US – Reuters
Despite potential risks and limited benefits, many Americans are still screened for cancers toward the end of their lives, according to a new study.
Australia – The Sidney Morning Herald
Doctors are calling for Australians with pacemakers to write clear instructions about the circumstances in which they would like them switched off in case they want doctors to help them die at some point in the future.
Canada – CBC News
The federal government is putting stronger warning labels on extended-release painkillers like OxyContin in an effort to prevent the abuse of opioids.
Grieg Trout, double cancer survivor and founder of ideas website ‘101 Things to Do When You Survive’, is determined to shine an inspiring light.
“As patients, we need to be realistic about what we actually need saving from. Does months of sickness in hopes of a miracle outweigh a peaceful, beautiful time spent with family and friends and love?”

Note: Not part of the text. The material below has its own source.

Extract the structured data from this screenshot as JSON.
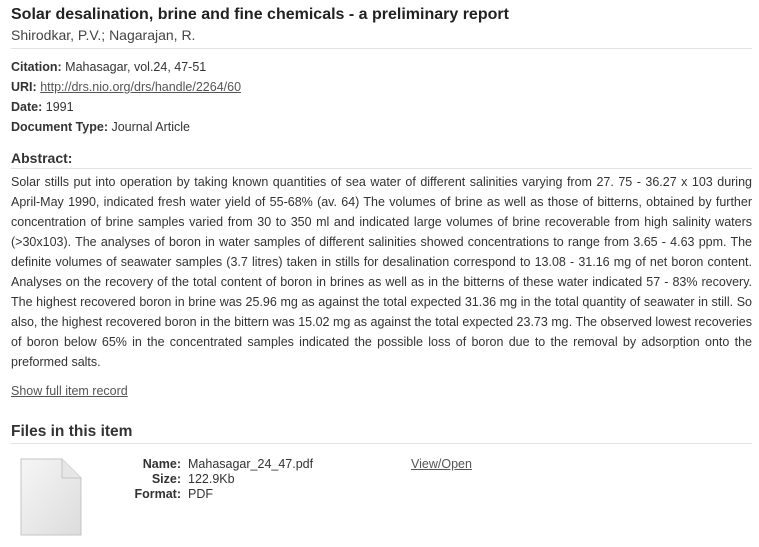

Should adults be concerned about how much death appears in teen books? Not at all, argues YA author Rupert Wallis, in fact, they could learn a lot about life and death by reading them too.
Savana Agustine is undertaking a doctorate that explores the provision and understanding of palliative care among culturally and linguistically diverse communities in rural Australia.
Caroline and Annabelle Singer, 74, each have stage three ovarian cancer, and are facing the disease together at Princess Margaret Hospital.
Author Gayle Huntress shares her personal experience with hospice and the work that inspired her to write ‘Beyond Words’.